In the last Lucy blog, we saw the beginnings of social referencing when Lucy was looking at my face for the information regarding whether it was time to turn the page or not. Our co-regulatory roles were me = reader, Lucy = page-turner. In terms of the our activity goal (reading the book) each of us needed the other to step into their role otherwise the goal could not be reached. That is co-regulation......where a role action is contingent upon, but not controlled by, the other partner's role action. I wasn't telling Lucy when to turn and she wasn't telling me how to read (that would be controlling), rather, we were each waiting for the other to finish their turn before taking our own turn.
We can see from this example how co-regulation is crucial for co-operation and team-working.
Since the last Lucy blog, we had several sessions where we started to get some resistance from Lucy. After analysing our footage, having team chats and consulting with Sharon (our external 'moderator' RDI Consultant), we think this is because we had sometimes been using the social referencing in a more imperative way, so Lucy was perceiving the referencing as a demand. We dropped the co-regulatory ball!! It's so easy to do when you're not being fully mindful.
I decided to have a go at baking with Lucy, as there are usually plenty of opportunities during baking for competence and fun. Here is what happened. My analysis of the session is in black and Sharon's feedback is in blue:
I set out the baking framework then give Lucy the sugar role.
Some emotion-sharing seen here.
Lucy brings the chair closer - she is really interested in this :)
I give L the spoon and the role of putting the marg into the bowl, which I have to scaffold and model.
This looks good the only possible difference would be to 'self-talk' rather than say what to do.
I narrate our roles then start a chant.
Great thing to do here as she is already starting to move to the sound of the sugar moving in the bowl..... interesting! Zoe I think for a first time this is great. What you might want to think about another time is adding some pauses, lifting the spoon, adding anticipation around your action / sounds & chant to sneak in some experience sharing moments.
I celebrate: 'we did.........(pause to enable referencing).....the creamy mix!'
I say I need to put my glasses on. Lucy says 'Zoe got....Jo got glasses' (is she mixing us up??)
Not sure, maybe something to keep an eye on.
I give Lucy the eggs and the spoon. She starts to stir on my chant.
I move Lucy's hair and she stops at this point - she doesn't like the touch?? Or she perceives this as a demand??
Zoe I've watched this bit back a few times & am not sure either. I also wonder whether she has realised you have stopped chanting & so is stopping her action in line with this?? Whether that look was social referencing as in 'Oh, should I have stopped?'
She switches on really quickly when you say 'ready for the next bit', really attentive.
I give Lucy the role of pouring and she pours.

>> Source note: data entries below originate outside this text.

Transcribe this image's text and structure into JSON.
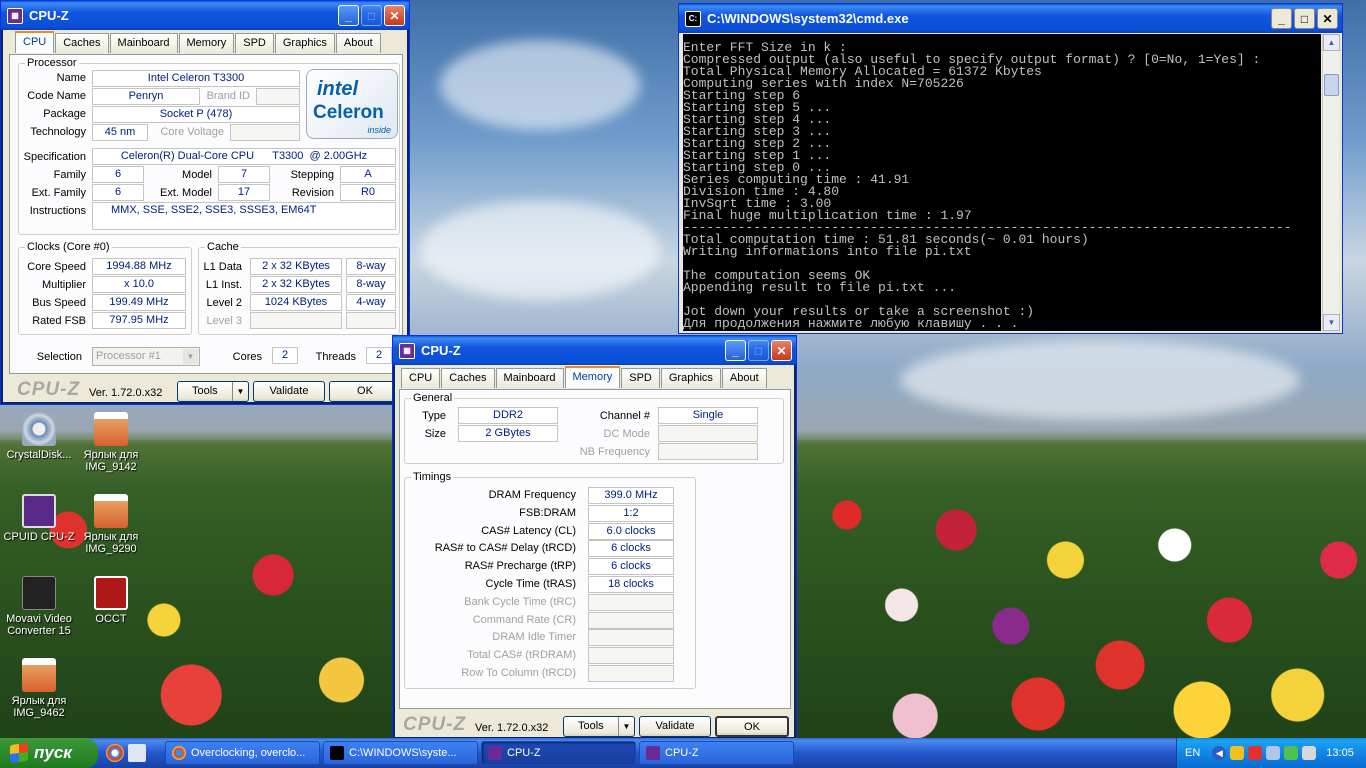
{
  "desktop": {
    "icons": [
      {
        "label": "CrystalDisk..."
      },
      {
        "label": "Ярлык для IMG_9142"
      },
      {
        "label": "CPUID CPU-Z"
      },
      {
        "label": "Ярлык для IMG_9290"
      },
      {
        "label": "Movavi Video Converter 15"
      },
      {
        "label": "OCCT"
      },
      {
        "label": "Ярлык для IMG_9462"
      }
    ]
  },
  "cpuz1": {
    "title": "CPU-Z",
    "tabs": [
      "CPU",
      "Caches",
      "Mainboard",
      "Memory",
      "SPD",
      "Graphics",
      "About"
    ],
    "processor": {
      "group": "Processor",
      "name_label": "Name",
      "name": "Intel Celeron T3300",
      "codename_label": "Code Name",
      "codename": "Penryn",
      "brandid_label": "Brand ID",
      "package_label": "Package",
      "package": "Socket P (478)",
      "tech_label": "Technology",
      "tech": "45 nm",
      "corevolt_label": "Core Voltage",
      "spec_label": "Specification",
      "spec": "Celeron(R) Dual-Core CPU      T3300  @ 2.00GHz",
      "family_label": "Family",
      "family": "6",
      "model_label": "Model",
      "model": "7",
      "stepping_label": "Stepping",
      "stepping": "A",
      "extfamily_label": "Ext. Family",
      "extfamily": "6",
      "extmodel_label": "Ext. Model",
      "extmodel": "17",
      "revision_label": "Revision",
      "revision": "R0",
      "instr_label": "Instructions",
      "instr": "MMX, SSE, SSE2, SSE3, SSSE3, EM64T",
      "logo_brand": "intel",
      "logo_line": "Celeron",
      "logo_inside": "inside"
    },
    "clocks": {
      "group": "Clocks (Core #0)",
      "corespeed_label": "Core Speed",
      "corespeed": "1994.88 MHz",
      "multiplier_label": "Multiplier",
      "multiplier": "x 10.0",
      "busspeed_label": "Bus Speed",
      "busspeed": "199.49 MHz",
      "ratedfsb_label": "Rated FSB",
      "ratedfsb": "797.95 MHz"
    },
    "cache": {
      "group": "Cache",
      "l1d_label": "L1 Data",
      "l1d": "2 x 32 KBytes",
      "l1d_way": "8-way",
      "l1i_label": "L1 Inst.",
      "l1i": "2 x 32 KBytes",
      "l1i_way": "8-way",
      "l2_label": "Level 2",
      "l2": "1024 KBytes",
      "l2_way": "4-way",
      "l3_label": "Level 3"
    },
    "selection_label": "Selection",
    "selection_value": "Processor #1",
    "cores_label": "Cores",
    "cores": "2",
    "threads_label": "Threads",
    "threads": "2",
    "footer": {
      "logo": "CPU-Z",
      "version": "Ver. 1.72.0.x32",
      "tools": "Tools",
      "validate": "Validate",
      "ok": "OK"
    }
  },
  "cpuz2": {
    "title": "CPU-Z",
    "tabs": [
      "CPU",
      "Caches",
      "Mainboard",
      "Memory",
      "SPD",
      "Graphics",
      "About"
    ],
    "general": {
      "group": "General",
      "type_label": "Type",
      "type": "DDR2",
      "size_label": "Size",
      "size": "2 GBytes",
      "channel_label": "Channel #",
      "channel": "Single",
      "dcmode_label": "DC Mode",
      "nbfreq_label": "NB Frequency"
    },
    "timings": {
      "group": "Timings",
      "rows": [
        {
          "label": "DRAM Frequency",
          "value": "399.0 MHz"
        },
        {
          "label": "FSB:DRAM",
          "value": "1:2"
        },
        {
          "label": "CAS# Latency (CL)",
          "value": "6.0 clocks"
        },
        {
          "label": "RAS# to CAS# Delay (tRCD)",
          "value": "6 clocks"
        },
        {
          "label": "RAS# Precharge (tRP)",
          "value": "6 clocks"
        },
        {
          "label": "Cycle Time (tRAS)",
          "value": "18 clocks"
        },
        {
          "label": "Bank Cycle Time (tRC)",
          "value": ""
        },
        {
          "label": "Command Rate (CR)",
          "value": ""
        },
        {
          "label": "DRAM Idle Timer",
          "value": ""
        },
        {
          "label": "Total CAS# (tRDRAM)",
          "value": ""
        },
        {
          "label": "Row To Column (tRCD)",
          "value": ""
        }
      ]
    },
    "footer": {
      "logo": "CPU-Z",
      "version": "Ver. 1.72.0.x32",
      "tools": "Tools",
      "validate": "Validate",
      "ok": "OK"
    }
  },
  "cmd": {
    "title": "C:\\WINDOWS\\system32\\cmd.exe",
    "lines": [
      "Enter FFT Size in k :",
      "Compressed output (also useful to specify output format) ? [0=No, 1=Yes] :",
      "Total Physical Memory Allocated = 61372 Kbytes",
      "Computing series with index N=705226",
      "Starting step 6",
      "Starting step 5 ...",
      "Starting step 4 ...",
      "Starting step 3 ...",
      "Starting step 2 ...",
      "Starting step 1 ...",
      "Starting step 0 ...",
      "Series computing time : 41.91",
      "Division time : 4.80",
      "InvSqrt time : 3.00",
      "Final huge multiplication time : 1.97",
      "------------------------------------------------------------------------------",
      "Total computation time : 51.81 seconds(~ 0.01 hours)",
      "Writing informations into file pi.txt",
      "",
      "The computation seems OK",
      "Appending result to file pi.txt ...",
      "",
      "Jot down your results or take a screenshot :)",
      "Для продолжения нажмите любую клавишу . . ."
    ]
  },
  "taskbar": {
    "start": "пуск",
    "tasks": [
      "Overclocking, overclo...",
      "C:\\WINDOWS\\syste...",
      "CPU-Z",
      "CPU-Z"
    ],
    "lang": "EN",
    "clock": "13:05"
  }
}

I chant and then use different speeds for chanting and stirring (chanting at different speeds is one way of enabling a student to co-regulate with your speed, without being instructive. I am just trying this out to see if she registers it).
I think she could be quite 'rhythmic/musical' & you've hit on something here! As above I think adding pauses around the changes would spotlight both the change but also add anticipation for emotion-sharing.
I give Lucy the role of pouring the flour. Lucy tastes the mix and references around this. She references me after I move the bowl away. I suggest choc chips.......is that a study response...? (Ed's note - a study response shows someone thinking about something before they make a decision about what to do).
Wow this whole segment is GREAT! And yes that looks like studying to me too.
I don't know if she knows what I mean by choc chips so I suggest we go into the kitchen to have a look at them so that we can decide.
End of analysis and feedback. I was really relieved at the end of this session that we had managed to get back on the 'co-regulatory horse'. I felt I had achieved my goal of being as invitational as possible and ensuring that Lucy was not perceiving any demands that might trigger resistance.
Baking is such a great activity for guiding as it presents lots of role combinations (you pour, I stir; we both stir at the same time; I stir then you stir etc.) that lead to feelings of competence and success. Plus there are cakes to eat at the end :)